Our research teams, comprised of law, graduate, and undergraduate students from disciplines across the university, first examined how an array of international organizations engage with the private sector in a variety of other contexts. We then extracted lessons from private-public partnerships across 16 organizations. To understand private industry’s perspective on public-private partnerships, one team examined existing industry-led initiatives against international crime, focusing on 20 individual companies and six multilateral industry networks. Researchers studied the various incentives and risks for private sector entities willing to collaborate with law enforcement agencies, focusing on tech firms specializing in online communications, internet security, and e-commerce.
The research scoped public-private partnerships (PPPs) to find models that could work for policing agencies. The project then compared data protection laws governing private sector cooperation with international law enforcement authorities, assessing the domestic legal regimes of the UK, France, the EU, China, and the US. With a fundamental understanding of legal regimes and potential PPP models, we then interviewed stakeholders from both the public and private sectors. Students spoke to policy leaders in dozens of technology companies, ranging from such industry icons as Microsoft, Google, or Uber, to smaller startups like Chainalysis and Marinus Analytics. We then developed a second interview protocol that engaged over 30 international public servants at multiple international organizations, including the World Health Organization, the United Nations High Commissioner for Refugees, the International Committee of the Red Cross, and the International Labor Organization. Experts from the EU Data Protection Unit, the YouTube Global Policy Team, and due diligence officers of a leading global agency helped students refine their thinking, which resulted in findings and policy recommendations to inform the design of INTERPOL’s private-public partnership strategy.
It is not often that university students directly engage with policy decision makers at an international organization and contribute to the decision-making process through research. Like many Stanford Law and Policy Lab research teams, this team did, briefing senior officials at INTERPOL headquarters in Lyon, France, on our findings and recommendations. Over the course of two days, we not only shared our findings but learned more about INTERPOL’s global policing tools, such as the I-Checkit screening system for border management, red notices to help detain fugitives at international border crossings, a facial recognition system to track suspects, and methods to counter foreign terrorist fighters and criminal financial networks. The two-day set of meetings concluded with a tour of INTERPOL’s Command and Coordination Center.

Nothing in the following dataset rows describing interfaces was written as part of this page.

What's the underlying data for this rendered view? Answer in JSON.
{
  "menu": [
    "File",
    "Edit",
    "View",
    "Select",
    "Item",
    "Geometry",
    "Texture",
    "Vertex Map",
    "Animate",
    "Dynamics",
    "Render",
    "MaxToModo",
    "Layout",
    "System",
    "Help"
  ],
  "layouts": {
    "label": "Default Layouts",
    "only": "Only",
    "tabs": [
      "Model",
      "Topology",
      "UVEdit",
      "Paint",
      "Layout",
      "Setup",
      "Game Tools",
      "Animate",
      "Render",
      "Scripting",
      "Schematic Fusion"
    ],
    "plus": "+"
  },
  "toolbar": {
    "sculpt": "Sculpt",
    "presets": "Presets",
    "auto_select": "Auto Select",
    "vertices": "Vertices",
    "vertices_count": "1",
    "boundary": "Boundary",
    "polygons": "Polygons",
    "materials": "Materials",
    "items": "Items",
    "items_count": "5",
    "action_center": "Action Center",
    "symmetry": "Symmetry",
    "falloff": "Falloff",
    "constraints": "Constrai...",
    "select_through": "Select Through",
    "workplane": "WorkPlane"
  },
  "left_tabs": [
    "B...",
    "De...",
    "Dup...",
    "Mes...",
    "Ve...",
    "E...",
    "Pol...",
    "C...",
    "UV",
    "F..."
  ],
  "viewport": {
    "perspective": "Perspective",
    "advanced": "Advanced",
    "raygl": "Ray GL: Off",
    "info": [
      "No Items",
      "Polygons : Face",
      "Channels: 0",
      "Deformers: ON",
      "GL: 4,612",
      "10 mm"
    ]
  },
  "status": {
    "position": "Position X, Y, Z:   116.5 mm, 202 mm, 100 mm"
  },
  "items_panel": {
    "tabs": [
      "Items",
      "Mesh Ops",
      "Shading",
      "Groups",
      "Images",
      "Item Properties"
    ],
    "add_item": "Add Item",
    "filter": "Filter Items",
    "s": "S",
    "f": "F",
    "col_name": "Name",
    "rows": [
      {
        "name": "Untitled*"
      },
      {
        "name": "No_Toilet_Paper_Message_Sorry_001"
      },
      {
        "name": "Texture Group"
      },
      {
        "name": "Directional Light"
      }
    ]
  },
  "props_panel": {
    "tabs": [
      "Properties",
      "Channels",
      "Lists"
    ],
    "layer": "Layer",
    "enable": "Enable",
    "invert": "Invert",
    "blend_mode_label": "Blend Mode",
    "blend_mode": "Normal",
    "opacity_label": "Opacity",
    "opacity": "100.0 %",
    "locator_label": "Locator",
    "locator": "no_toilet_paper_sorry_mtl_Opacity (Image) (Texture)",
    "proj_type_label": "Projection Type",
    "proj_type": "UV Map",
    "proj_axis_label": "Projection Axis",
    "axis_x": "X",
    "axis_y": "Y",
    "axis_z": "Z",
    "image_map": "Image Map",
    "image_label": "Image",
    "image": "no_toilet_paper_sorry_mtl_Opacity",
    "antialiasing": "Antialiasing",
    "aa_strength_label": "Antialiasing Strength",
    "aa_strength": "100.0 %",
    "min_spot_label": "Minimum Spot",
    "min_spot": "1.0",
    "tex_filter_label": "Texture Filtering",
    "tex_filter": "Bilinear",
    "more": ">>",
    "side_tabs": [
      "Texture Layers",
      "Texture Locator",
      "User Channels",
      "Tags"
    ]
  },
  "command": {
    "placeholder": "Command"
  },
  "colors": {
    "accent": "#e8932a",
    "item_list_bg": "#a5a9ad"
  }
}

Francesca Ginexi (LLM ’19 in Law, Science and Technology), with a focus on international law and cybersecurity. Shushman Choudhury is a 2nd year Ph.D. student in Computer Science working on decision-making for robotics.